[Data extracts Boundary: Start]

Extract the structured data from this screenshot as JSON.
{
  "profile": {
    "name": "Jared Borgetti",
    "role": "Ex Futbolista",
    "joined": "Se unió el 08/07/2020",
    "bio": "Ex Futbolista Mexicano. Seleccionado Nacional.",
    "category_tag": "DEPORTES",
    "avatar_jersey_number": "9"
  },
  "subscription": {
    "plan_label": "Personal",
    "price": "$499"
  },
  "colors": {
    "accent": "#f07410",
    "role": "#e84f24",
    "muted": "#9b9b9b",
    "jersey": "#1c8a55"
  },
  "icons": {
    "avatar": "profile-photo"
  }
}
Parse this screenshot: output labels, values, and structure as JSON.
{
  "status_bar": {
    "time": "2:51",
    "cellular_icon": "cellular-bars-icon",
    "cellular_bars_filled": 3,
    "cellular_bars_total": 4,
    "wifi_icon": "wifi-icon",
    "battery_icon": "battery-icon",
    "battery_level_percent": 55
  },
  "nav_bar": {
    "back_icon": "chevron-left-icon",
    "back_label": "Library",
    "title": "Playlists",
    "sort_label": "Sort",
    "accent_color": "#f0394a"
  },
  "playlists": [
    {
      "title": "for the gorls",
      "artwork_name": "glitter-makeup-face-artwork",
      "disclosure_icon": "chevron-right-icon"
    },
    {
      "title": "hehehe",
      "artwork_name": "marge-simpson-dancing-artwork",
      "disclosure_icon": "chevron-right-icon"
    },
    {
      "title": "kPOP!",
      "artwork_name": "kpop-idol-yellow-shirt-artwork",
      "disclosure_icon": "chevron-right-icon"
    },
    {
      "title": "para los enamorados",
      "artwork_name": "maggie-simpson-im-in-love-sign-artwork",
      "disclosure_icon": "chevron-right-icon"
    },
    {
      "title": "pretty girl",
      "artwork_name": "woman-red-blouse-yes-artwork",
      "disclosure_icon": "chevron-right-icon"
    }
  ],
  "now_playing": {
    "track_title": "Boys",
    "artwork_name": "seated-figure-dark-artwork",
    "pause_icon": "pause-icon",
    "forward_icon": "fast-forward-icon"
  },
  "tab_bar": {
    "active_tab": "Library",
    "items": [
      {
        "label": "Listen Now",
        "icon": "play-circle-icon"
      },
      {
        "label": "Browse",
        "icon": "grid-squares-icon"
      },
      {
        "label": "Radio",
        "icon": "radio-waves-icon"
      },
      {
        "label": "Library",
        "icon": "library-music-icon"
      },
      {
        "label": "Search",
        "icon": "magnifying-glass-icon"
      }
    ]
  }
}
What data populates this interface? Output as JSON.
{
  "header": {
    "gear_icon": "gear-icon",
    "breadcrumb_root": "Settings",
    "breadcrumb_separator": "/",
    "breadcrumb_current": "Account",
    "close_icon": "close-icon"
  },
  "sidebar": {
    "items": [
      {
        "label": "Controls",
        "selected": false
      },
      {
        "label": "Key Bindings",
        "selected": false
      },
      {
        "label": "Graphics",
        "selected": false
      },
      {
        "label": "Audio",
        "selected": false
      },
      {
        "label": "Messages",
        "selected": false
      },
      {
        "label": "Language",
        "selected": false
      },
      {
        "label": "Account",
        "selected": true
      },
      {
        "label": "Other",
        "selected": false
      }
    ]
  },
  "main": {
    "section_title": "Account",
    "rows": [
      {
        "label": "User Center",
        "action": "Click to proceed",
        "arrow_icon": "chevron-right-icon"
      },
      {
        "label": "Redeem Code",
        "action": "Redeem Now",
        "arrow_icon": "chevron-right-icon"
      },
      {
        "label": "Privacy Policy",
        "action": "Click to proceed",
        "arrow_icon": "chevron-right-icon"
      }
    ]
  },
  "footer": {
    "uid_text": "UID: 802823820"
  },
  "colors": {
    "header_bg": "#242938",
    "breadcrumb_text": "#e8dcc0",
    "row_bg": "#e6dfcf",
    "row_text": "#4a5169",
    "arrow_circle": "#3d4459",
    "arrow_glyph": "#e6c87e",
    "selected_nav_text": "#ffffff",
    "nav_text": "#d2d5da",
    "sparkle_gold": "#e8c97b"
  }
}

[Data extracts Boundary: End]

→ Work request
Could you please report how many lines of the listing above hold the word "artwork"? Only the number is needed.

→ Expected answer
6